● **Exercise requirements**
Scan the entries and tally the lines that include the string "like". Reply with the figure alone.

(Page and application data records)
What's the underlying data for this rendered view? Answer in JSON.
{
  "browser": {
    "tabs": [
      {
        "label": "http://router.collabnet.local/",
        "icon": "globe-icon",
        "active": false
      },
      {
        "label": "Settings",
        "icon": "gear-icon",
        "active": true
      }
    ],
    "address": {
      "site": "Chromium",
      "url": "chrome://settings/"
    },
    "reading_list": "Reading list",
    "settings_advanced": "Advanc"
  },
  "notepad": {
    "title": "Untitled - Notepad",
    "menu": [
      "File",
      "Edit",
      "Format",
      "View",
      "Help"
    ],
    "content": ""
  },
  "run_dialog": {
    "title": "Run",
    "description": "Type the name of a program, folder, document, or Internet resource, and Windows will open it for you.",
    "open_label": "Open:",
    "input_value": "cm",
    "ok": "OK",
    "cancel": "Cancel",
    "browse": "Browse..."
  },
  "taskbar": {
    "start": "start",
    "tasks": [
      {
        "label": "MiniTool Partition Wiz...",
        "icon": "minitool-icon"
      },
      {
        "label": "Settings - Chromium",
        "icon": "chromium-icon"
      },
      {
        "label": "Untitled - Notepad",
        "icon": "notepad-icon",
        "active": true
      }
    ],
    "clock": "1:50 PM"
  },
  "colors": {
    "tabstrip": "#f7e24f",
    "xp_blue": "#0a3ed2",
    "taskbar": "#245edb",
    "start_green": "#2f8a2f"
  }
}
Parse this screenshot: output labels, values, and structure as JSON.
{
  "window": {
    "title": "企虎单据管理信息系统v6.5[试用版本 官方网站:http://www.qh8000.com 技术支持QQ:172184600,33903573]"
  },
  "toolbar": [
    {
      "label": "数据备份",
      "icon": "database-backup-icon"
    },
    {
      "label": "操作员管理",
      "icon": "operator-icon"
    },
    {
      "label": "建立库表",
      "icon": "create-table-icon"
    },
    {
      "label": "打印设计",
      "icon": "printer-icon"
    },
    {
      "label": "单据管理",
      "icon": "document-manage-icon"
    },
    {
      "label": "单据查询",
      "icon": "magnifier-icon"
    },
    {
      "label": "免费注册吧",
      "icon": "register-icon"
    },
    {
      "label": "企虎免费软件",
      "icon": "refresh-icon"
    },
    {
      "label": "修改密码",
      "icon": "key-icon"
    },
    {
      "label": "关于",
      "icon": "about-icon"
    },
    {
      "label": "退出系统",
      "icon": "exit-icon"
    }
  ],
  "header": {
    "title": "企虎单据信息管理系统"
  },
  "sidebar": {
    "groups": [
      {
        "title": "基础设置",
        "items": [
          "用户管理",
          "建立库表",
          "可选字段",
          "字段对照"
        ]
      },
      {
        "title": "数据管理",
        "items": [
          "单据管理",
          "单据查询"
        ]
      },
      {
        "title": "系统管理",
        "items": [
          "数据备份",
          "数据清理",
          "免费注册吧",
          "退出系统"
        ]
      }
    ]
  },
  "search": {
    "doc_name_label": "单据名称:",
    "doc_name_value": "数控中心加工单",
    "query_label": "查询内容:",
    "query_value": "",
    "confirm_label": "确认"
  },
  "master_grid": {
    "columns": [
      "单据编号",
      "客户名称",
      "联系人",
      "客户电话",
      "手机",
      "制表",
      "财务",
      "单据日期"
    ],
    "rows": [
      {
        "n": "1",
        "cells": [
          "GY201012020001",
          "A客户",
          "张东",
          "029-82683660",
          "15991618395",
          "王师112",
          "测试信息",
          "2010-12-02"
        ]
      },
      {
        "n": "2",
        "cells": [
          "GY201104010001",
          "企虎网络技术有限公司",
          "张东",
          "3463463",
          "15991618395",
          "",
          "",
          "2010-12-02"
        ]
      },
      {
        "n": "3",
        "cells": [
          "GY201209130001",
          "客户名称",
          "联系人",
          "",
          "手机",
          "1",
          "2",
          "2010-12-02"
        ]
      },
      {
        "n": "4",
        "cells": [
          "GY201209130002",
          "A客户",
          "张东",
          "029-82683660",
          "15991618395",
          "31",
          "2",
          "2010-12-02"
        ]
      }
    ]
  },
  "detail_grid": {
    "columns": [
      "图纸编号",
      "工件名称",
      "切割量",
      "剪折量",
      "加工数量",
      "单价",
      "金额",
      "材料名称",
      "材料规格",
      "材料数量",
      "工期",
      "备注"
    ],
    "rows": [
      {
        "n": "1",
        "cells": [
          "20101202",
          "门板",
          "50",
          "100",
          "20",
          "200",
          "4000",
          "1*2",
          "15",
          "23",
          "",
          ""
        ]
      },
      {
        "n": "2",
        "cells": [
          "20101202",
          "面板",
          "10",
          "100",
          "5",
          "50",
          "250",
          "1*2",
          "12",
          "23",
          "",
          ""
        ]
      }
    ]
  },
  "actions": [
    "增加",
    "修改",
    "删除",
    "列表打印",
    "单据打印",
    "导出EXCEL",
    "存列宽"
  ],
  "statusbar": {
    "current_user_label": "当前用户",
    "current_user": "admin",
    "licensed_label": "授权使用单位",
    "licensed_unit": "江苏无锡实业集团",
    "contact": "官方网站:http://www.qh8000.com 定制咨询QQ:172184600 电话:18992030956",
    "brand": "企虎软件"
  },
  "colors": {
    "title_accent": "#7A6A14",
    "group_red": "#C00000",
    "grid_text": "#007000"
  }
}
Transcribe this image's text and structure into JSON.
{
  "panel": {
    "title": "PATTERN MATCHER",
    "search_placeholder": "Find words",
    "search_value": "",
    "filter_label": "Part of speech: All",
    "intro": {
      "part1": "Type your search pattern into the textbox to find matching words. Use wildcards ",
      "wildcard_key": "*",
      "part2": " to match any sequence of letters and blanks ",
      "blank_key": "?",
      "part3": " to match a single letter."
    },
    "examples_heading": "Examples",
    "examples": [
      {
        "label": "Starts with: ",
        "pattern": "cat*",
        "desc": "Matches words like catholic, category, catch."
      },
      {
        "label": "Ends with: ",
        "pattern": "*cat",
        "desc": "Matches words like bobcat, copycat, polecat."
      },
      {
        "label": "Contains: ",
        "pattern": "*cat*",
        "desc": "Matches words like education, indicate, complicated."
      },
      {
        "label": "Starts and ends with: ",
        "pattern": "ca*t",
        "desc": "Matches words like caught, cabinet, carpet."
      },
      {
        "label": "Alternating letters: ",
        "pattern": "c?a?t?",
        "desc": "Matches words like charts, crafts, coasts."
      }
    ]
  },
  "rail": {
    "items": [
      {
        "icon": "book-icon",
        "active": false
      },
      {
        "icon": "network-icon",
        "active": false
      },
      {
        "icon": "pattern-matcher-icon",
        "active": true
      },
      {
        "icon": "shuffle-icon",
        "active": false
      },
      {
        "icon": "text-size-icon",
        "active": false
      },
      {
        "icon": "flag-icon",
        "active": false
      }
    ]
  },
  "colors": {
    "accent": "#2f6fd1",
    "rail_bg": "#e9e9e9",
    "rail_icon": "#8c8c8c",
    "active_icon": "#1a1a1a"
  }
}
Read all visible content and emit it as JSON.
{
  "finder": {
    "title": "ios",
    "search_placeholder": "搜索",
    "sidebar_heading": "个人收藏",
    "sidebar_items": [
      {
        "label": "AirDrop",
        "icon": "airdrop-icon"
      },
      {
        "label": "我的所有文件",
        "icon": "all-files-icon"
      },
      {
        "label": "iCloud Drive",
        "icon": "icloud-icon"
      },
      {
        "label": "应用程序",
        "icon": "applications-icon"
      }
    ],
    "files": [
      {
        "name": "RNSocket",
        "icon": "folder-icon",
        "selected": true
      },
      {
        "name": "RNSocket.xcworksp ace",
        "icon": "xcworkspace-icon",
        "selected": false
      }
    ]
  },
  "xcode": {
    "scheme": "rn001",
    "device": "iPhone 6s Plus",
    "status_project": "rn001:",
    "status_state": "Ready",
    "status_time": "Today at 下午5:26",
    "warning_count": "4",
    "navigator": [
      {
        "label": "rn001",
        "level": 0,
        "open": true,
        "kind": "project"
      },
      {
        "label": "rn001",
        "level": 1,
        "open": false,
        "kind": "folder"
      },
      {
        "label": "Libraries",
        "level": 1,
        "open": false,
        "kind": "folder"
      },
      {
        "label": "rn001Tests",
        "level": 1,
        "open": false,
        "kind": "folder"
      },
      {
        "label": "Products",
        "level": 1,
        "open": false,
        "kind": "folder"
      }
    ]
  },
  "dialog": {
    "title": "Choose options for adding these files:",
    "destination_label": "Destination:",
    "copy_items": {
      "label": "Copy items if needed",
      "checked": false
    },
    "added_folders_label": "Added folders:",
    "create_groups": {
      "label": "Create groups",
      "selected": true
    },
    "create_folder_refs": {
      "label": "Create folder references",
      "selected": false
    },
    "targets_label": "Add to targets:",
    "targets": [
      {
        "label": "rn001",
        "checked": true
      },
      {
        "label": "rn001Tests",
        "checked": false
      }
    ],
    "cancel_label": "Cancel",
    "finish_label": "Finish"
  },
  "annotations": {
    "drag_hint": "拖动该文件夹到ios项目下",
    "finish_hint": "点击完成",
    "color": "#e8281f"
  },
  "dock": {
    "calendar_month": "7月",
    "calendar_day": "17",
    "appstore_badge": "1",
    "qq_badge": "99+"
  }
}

● **Task output**
5